CLAHRC GM present at British Sociological Association Conference
Insightful research from the CLAHRC Greater Manchester, on the role of third sector groups in the self-management of long term vascular conditions, was shared at this year’s British Sociological Association (BSA) Medical Sociology Conference at the University of York.
Amy Mathieson, Research Assistant at the CLAHRC GM, gave a presentation which offered an overview of part of the VOCALS study.
The aim of VOCALS was to explore the role of community and voluntary groups in supporting individuals to manage their long-term vascular condition. It focused on the patient context and networks used to implement new forms of self-management support for people with vascular conditions.
The conference, which celebrated its 45th anniversary this year, offers academics an opportunity to share and discuss research and developments in medical sociology.
Amy said: “Friendships tend to receive less attention in medical sociology than research on the family. With an increase in divorce, single person households and life expectancy, there is now a need for research to de-centre the family and explore other sources of support for long-term condition management. This study explored the role of third-sector groups in the self-management of long-term vascular conditions.”

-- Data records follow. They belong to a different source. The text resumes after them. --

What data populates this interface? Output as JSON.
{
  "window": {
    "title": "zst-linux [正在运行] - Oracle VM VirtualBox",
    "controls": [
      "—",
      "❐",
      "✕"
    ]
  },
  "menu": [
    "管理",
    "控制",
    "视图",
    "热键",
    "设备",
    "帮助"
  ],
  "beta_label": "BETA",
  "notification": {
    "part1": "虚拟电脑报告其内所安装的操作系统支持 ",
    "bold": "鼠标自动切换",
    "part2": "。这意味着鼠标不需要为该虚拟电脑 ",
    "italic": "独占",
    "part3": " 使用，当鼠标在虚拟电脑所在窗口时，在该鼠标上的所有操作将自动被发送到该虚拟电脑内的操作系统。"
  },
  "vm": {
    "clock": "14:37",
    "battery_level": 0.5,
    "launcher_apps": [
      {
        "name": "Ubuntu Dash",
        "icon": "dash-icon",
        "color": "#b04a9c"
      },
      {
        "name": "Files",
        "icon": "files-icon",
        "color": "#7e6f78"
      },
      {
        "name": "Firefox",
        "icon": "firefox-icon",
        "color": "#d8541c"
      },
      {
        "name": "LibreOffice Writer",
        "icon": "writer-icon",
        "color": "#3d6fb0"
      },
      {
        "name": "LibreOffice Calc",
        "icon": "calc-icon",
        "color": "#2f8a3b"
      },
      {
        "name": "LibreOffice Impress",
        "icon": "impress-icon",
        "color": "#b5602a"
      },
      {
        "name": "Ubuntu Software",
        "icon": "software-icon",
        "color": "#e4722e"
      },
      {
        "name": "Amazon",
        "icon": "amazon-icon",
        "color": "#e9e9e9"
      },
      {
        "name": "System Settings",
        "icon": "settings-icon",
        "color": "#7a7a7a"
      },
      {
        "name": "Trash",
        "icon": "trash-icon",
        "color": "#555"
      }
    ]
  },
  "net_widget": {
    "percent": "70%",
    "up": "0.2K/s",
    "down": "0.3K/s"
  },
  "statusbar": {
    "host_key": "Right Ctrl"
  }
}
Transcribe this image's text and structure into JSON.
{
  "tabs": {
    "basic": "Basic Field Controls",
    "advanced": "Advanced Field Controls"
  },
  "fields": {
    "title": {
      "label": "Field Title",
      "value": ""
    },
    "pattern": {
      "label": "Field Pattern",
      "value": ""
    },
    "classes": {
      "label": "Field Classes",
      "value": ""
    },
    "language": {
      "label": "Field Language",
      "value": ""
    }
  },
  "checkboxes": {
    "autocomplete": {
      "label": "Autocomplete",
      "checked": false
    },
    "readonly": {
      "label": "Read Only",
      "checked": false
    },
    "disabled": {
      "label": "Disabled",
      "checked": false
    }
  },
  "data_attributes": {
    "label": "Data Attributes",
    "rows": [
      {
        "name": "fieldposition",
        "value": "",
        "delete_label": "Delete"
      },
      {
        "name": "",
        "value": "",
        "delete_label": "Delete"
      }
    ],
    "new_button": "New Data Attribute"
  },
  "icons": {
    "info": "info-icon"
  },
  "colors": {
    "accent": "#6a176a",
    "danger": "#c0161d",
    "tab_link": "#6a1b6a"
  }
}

During the study, twenty participants, who were self-diagnosed as having diabetes, heart disease or Chronic Kidney Disease, were recruited from a range of voluntary groups.
Following a series of interviews with participants, the complex nature of friendships and details on how friend-like relations were formed and how this relationship helped with the day-to-day management of their chronic illness was analysed.
Amy added: “There was a distinction between friends inside and outside of the group; friends formed in the group played a specific role in the respondents’ illness management. Respondents often disliked burdening their family and friends outside of the group by discussing their health. The group therefore offered ‘a space to moan’, where the participants could share their experiences without feeling guilty. Friends inside the group were seen as comforters, ‘cheering people up’, and offering advice. This support was not restricted to health specific groups. Medical Sociology could benefit from exploring how relationships, formed in different settings, influence engagement with long-term condition management.”
The presentation can be viewed here.